When the Twins called Luis Arraez to the big leagues last summer, no one in authority said, for the record, that Arraez would win the second base job and become a fixture in their long-term plans.

If you listened closely to the way Rocco Baldelli talked about Arraez, you didn’t need an official news release to draw that conclusion.

So as the Twins conducted their year-end interviews and avoided saying anything that would produce a dramatic headline, it’s instructive to remember the way Baldelli spoke of top hitting prospect Alex Kirilloff, who made his big-league debut in a playoff game on Wednesday.

The Twins lost this series, like so many during their record 18-game postseason losing streak, because they failed to produce professional at-bats and power. Other than Nelson Cruz, no Twin recorded an extra-base hit or an RBI in two games against the Astros. For a team built to win with the long ball, this was an embarrassment.

Before Game 2, Baldelli raved about not just Kirilloff’s talent, but his composure, professionalism and ability to hit with power to all fields. That assessment contained volumes.

“We have great faith in him,’’ Baldelli said. “We wouldn’t be doing this if we didn’t have great faith in him as a player and a guy and a person. He’s a very talented ballplayer. He’s got a tremendous offensive upside. He’s got power to all fields.’’

Miguel Sano strikes out at a ridiculous rate while trying to pull the ball. Eddie Rosario swings at pitches far outside the strike zone and makes silly outs on the bases. Jorge Polanco (perhaps because of an ankle injury) and Max Kepler slumped this season and Mitch Garver imploded. Byron Buxton flashed power but not patience.

The Twins this season ranked 20th in the big leagues in on-base percentage. They ranked 14th in slugging. While they have determined that slugging is more important than on-base percentage, on-base percentage is one way to gauge the ability of a hitter to get a good pitch to hit, and not give in to a savvy pitcher.

The Astros’ savvy pitchers took the Twins’ lineup apart this week.

The fan base may again demand that the Twins fix all of their problems with one, flashy free agent signing, but he answer to this team’s problems might reside within the organization.

Kirilloff will be a middle-of-the-order hitter for the Twins for a long time. Brent Rooker looked big-league ready before he broke his arm this season. Trevor Larnach ranks just behind Kirilloff as a hitting prospect. The organization’s top prospect, Royce Lewis, could be ready for the big league sometime in the next calendar year.
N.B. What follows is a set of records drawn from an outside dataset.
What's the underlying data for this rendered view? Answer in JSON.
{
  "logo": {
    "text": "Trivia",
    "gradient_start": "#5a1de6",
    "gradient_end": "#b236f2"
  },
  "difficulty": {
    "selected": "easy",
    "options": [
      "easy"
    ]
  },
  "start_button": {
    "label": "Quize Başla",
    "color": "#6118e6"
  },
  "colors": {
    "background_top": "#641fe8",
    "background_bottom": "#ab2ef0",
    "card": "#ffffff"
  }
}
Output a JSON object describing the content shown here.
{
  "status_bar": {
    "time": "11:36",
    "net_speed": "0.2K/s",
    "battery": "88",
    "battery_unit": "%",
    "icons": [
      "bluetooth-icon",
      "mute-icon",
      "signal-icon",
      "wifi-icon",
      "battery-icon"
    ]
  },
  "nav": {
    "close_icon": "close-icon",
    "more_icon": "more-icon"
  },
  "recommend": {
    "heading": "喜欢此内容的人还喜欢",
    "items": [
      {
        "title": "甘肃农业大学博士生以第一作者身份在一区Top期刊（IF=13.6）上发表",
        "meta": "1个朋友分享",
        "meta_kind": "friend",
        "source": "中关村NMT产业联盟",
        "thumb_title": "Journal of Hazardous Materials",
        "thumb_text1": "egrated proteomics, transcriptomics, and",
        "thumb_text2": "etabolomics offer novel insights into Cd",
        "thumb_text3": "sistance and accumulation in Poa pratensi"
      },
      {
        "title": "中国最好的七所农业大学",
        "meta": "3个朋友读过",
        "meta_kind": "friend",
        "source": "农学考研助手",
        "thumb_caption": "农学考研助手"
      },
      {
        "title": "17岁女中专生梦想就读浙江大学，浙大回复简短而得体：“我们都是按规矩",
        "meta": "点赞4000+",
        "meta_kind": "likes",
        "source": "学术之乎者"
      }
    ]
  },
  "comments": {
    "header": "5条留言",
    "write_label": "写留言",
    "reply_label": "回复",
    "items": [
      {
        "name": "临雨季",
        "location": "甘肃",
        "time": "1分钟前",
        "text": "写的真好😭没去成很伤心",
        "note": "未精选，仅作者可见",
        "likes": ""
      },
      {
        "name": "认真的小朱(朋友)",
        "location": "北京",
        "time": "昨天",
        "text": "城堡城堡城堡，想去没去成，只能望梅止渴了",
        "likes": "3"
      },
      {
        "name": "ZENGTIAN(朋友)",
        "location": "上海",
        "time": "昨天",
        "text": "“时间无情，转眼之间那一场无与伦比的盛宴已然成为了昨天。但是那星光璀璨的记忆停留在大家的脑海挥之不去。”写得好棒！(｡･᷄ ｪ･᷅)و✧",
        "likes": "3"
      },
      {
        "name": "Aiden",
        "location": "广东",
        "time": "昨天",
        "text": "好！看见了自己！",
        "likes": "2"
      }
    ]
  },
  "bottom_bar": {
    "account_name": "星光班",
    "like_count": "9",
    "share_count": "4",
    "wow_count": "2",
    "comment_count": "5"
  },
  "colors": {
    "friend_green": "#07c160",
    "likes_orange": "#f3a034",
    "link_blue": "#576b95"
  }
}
There is a wave of hitters coming who are known for power and quality at-bats. Add one or two of those bats to the middle of the lineup, along with a healthy Josh Donaldson, and the Twins would have a chance to score more than four runs in a playoff game for the first time since 2004.

The question is, who makes way for Kirilloff and the others?

There is one core Twins player who is arbitration-eligible, is a year from free agency, is undisciplined at the plate, was moved from left field to right last year at Yankee Stadium because his fielding had lapsed, is a poor baserunner and just got ejected from an elimination game: Rosario.

Kirilloff could replace Rosario, and that would be a start on improving this team’s plate discipline.

Where might the other bats fit into the lineup?

That’s why the framing of the decision on Cruz decision is so important. He’s been the Twins’ best hitter for two years. He’s their most important leader. He also can’t be counted on to continue at this rate, not at 40.

There should be at-bats available at DH and first base, to rest Cruz and bench Sano in unfavorable pitching matchups.

The Twins may have to spend free-agent money to bolster their rotation and bullpen. Their lineup could be improved by a bunch of kids who may take more mature at-bats than their predecessors.